There are various ways of classifying words. In the dictionary we arrange them in alphabetical order; in the spelling-book we arrange them according to their number of syllables. Now as language is employed by us for the expression of our thoughts, and our thoughts are usually expressed in sentences, for the purposes of grammar we shall group the words of the language in classes according to their different functions in the sentences which we form with them to express our meaning. By 'different functions' we mean the special work accomplished by different kinds of words. The function of a pump is to raise water; of a balance to weigh things; of a noun to serve as a name of things; of a verb to make assertions about things. Small differences of function may be neglected in the classification of words, (just as we classify a machine as a pump, whether it is a force-pump or a common-pump), but we cannot usefully reduce the number of classes of words in grammar below eight, and these eight different classes we call the Parts of Speech.
65. The Parts of Speech are the classes into which the words of a language fall, when they are arranged according to their separate functions in a sentence.
The following sentence contains eight words, and the part played by every one of the eight is different:
"Oh! and was he in good health yesterday,?"
Oh is an interjection, a sound expressing sudden feeling. We could omit it from the sentence without disturbing the construction: as the derivation of the name implies, it is something 'thrown in.'
And is a conjunction: it joins on the words which follow it to the previous sentence.
Il'as is a verb.
He is a pronoun.
In is a preposition showing that the noun health stands in a certain relation to the rest of the sentence.
Good is an adjective limiting or restricting the meaning of the word health.
Health is a noun.
Yesterday is an adverb limiting the application of the verb as regards
In parsing a word, our first business is to refer it to its proper class among these parts of speech. The form of the word is seldom of help to us in English when we are thus engaged. It is often necessary to look to the context before we can decide in any particular case to what class the word belongs.
Thus in the sentence 'The after growth was considerable,' after is an adjective: in 'After me, the deluge,' it is a preposition: in 'Jill came tumbling after,' it is an adverb: in 'He called after you left,' it has the force of a conjunction.
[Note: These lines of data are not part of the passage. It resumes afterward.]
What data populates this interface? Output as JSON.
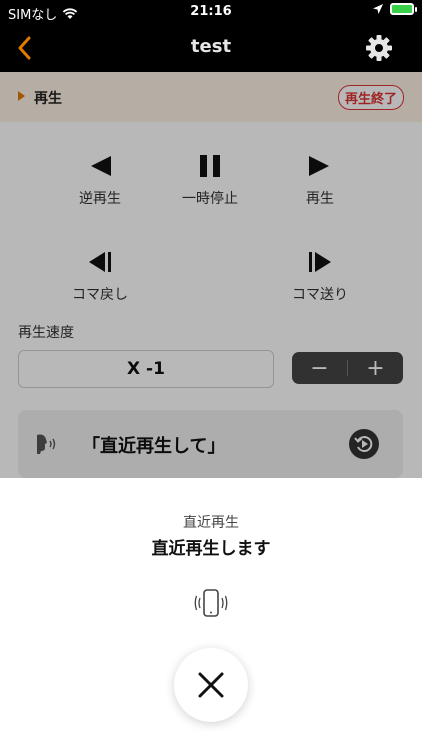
{
  "status": {
    "carrier": "SIMなし",
    "time": "21:16"
  },
  "nav": {
    "title": "test"
  },
  "playback": {
    "label": "再生",
    "end_label": "再生終了"
  },
  "controls": {
    "reverse": "逆再生",
    "pause": "一時停止",
    "play": "再生",
    "frame_back": "コマ戻し",
    "frame_forward": "コマ送り"
  },
  "speed": {
    "label": "再生速度",
    "value": "X -1",
    "minus": "−",
    "plus": "+"
  },
  "voice": {
    "text": "「直近再生して」"
  },
  "sheet": {
    "caption": "直近再生",
    "message": "直近再生します"
  },
  "colors": {
    "accent": "#e07b00",
    "danger": "#dd3333"
  }
}
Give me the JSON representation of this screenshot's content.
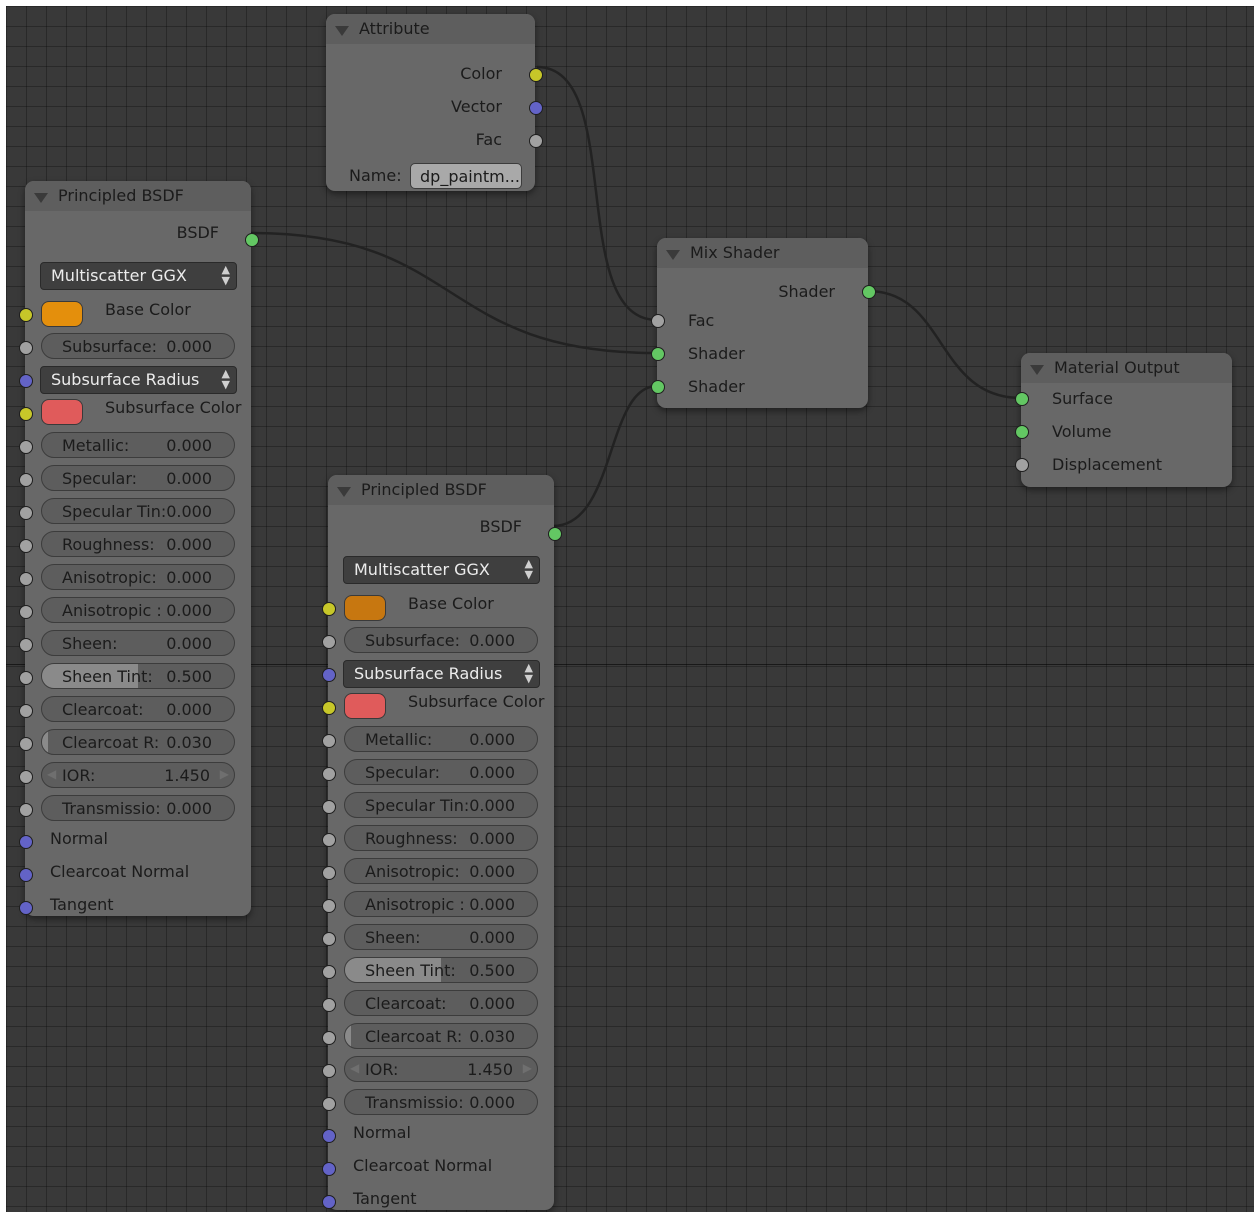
{
  "colors": {
    "background": "#393939",
    "node_body": "#686868",
    "socket_color": "#c7c729",
    "socket_vector": "#6363c7",
    "socket_float": "#a1a1a1",
    "socket_shader": "#63c763"
  },
  "attribute": {
    "title": "Attribute",
    "outputs": [
      "Color",
      "Vector",
      "Fac"
    ],
    "name_label": "Name:",
    "name_value": "dp_paintm..."
  },
  "mix_shader": {
    "title": "Mix Shader",
    "output": "Shader",
    "inputs": [
      "Fac",
      "Shader",
      "Shader"
    ]
  },
  "material_output": {
    "title": "Material Output",
    "inputs": [
      "Surface",
      "Volume",
      "Displacement"
    ]
  },
  "principled_1": {
    "title": "Principled BSDF",
    "output": "BSDF",
    "distribution": "Multiscatter GGX",
    "base_color": {
      "label": "Base Color",
      "swatch": "#e48f0c"
    },
    "subsurface_radius": "Subsurface Radius",
    "subsurface_color": {
      "label": "Subsurface Color",
      "swatch": "#e05b5b"
    },
    "fields": [
      {
        "label": "Subsurface:",
        "value": "0.000",
        "fraction": 0
      },
      {
        "label": "Metallic:",
        "value": "0.000",
        "fraction": 0
      },
      {
        "label": "Specular:",
        "value": "0.000",
        "fraction": 0
      },
      {
        "label": "Specular Tin:",
        "value": "0.000",
        "fraction": 0
      },
      {
        "label": "Roughness:",
        "value": "0.000",
        "fraction": 0
      },
      {
        "label": "Anisotropic:",
        "value": "0.000",
        "fraction": 0
      },
      {
        "label": "Anisotropic :",
        "value": "0.000",
        "fraction": 0
      },
      {
        "label": "Sheen:",
        "value": "0.000",
        "fraction": 0
      },
      {
        "label": "Sheen Tint:",
        "value": "0.500",
        "fraction": 0.5
      },
      {
        "label": "Clearcoat:",
        "value": "0.000",
        "fraction": 0
      },
      {
        "label": "Clearcoat R:",
        "value": "0.030",
        "fraction": 0.03
      },
      {
        "label": "IOR:",
        "value": "1.450",
        "fraction": 0
      },
      {
        "label": "Transmissio:",
        "value": "0.000",
        "fraction": 0
      }
    ],
    "vector_inputs": [
      "Normal",
      "Clearcoat Normal",
      "Tangent"
    ]
  },
  "principled_2": {
    "title": "Principled BSDF",
    "output": "BSDF",
    "distribution": "Multiscatter GGX",
    "base_color": {
      "label": "Base Color",
      "swatch": "#c77710"
    },
    "subsurface_radius": "Subsurface Radius",
    "subsurface_color": {
      "label": "Subsurface Color",
      "swatch": "#e05b5b"
    },
    "fields": [
      {
        "label": "Subsurface:",
        "value": "0.000",
        "fraction": 0
      },
      {
        "label": "Metallic:",
        "value": "0.000",
        "fraction": 0
      },
      {
        "label": "Specular:",
        "value": "0.000",
        "fraction": 0
      },
      {
        "label": "Specular Tin:",
        "value": "0.000",
        "fraction": 0
      },
      {
        "label": "Roughness:",
        "value": "0.000",
        "fraction": 0
      },
      {
        "label": "Anisotropic:",
        "value": "0.000",
        "fraction": 0
      },
      {
        "label": "Anisotropic :",
        "value": "0.000",
        "fraction": 0
      },
      {
        "label": "Sheen:",
        "value": "0.000",
        "fraction": 0
      },
      {
        "label": "Sheen Tint:",
        "value": "0.500",
        "fraction": 0.5
      },
      {
        "label": "Clearcoat:",
        "value": "0.000",
        "fraction": 0
      },
      {
        "label": "Clearcoat R:",
        "value": "0.030",
        "fraction": 0.03
      },
      {
        "label": "IOR:",
        "value": "1.450",
        "fraction": 0
      },
      {
        "label": "Transmissio:",
        "value": "0.000",
        "fraction": 0
      }
    ],
    "vector_inputs": [
      "Normal",
      "Clearcoat Normal",
      "Tangent"
    ]
  }
}
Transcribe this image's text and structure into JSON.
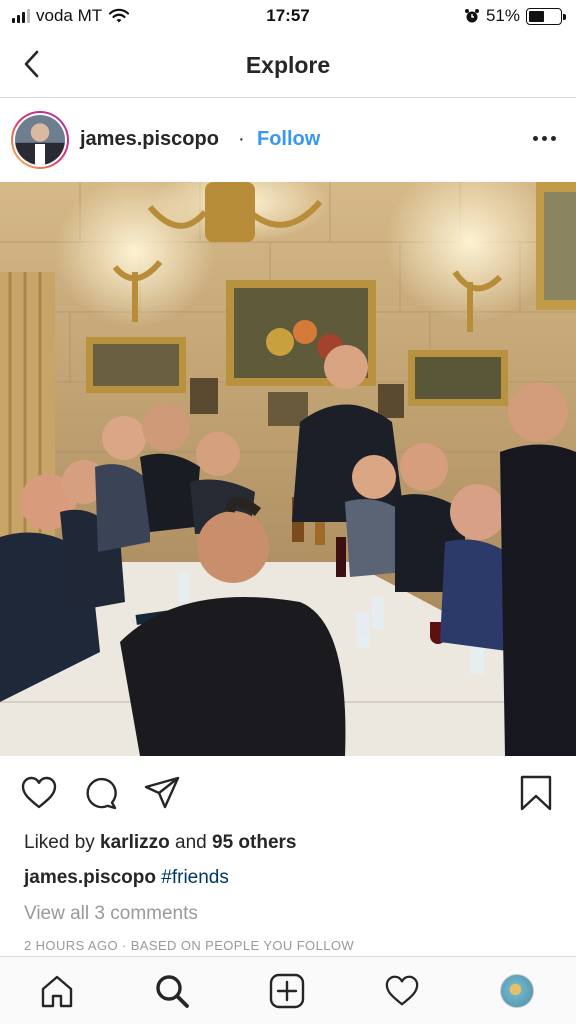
{
  "status_bar": {
    "carrier": "voda MT",
    "time": "17:57",
    "battery_percent": "51%",
    "battery_level": 0.51
  },
  "nav": {
    "title": "Explore",
    "back_icon": "chevron-left-icon"
  },
  "post": {
    "username": "james.piscopo",
    "separator": "·",
    "follow_label": "Follow",
    "more_icon": "more-horizontal-icon",
    "likes_prefix": "Liked by ",
    "likes_user": "karlizzo",
    "likes_middle": " and ",
    "likes_others": "95 others",
    "caption_user": "james.piscopo",
    "caption_hashtag": "#friends",
    "view_comments": "View all 3 comments",
    "timestamp": "2 HOURS AGO · BASED ON PEOPLE YOU FOLLOW"
  },
  "actions": {
    "like_icon": "heart-icon",
    "comment_icon": "comment-icon",
    "share_icon": "paper-plane-icon",
    "save_icon": "bookmark-icon"
  },
  "tab_bar": {
    "items": [
      "home-icon",
      "search-icon",
      "add-post-icon",
      "activity-heart-icon",
      "profile-avatar"
    ]
  },
  "colors": {
    "accent": "#3897f0",
    "hashtag": "#003569",
    "muted": "#999999",
    "text": "#262626",
    "divider": "#dbdbdb"
  }
}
So again the word stone has various functions in different sentences. In 'Stone him to death,' it is a verb: in 'He threw a stone,' it is a noun: in 'This is a stone fence,' it is an adjective. Once more, the word but serves in many capacities. In 'Many are called, but few are chosen,' it is a conjunction: in 'But few are chosen,' where but signifies 'only,' it is an adverb: in 'All but John were drowned,' where but signifies ‘except,' it is a preposition: in 'There is no one but thinks you mad,' but does the work of a relative pronoun with a negative attached, 'There is no one who does not think you mad.'
Attempts have been made to reduce these eight parts of speech to a smaller number of groups. words have been arranged in the following four divisions:
i. Names of THINGS
Personal Pronouns. 3. Adjectives.
ii. Expressing ATTRIBUTES 4. Verbs.
6. Conjunctions, between sentences. iii. Expressing RELATIONS 7. Prepositions, between things. iv. Expressing Sudden FEELINGS, 8. Interjections.
At our present stage there would be no advantage in discussing this or any similar scheme in detail. From the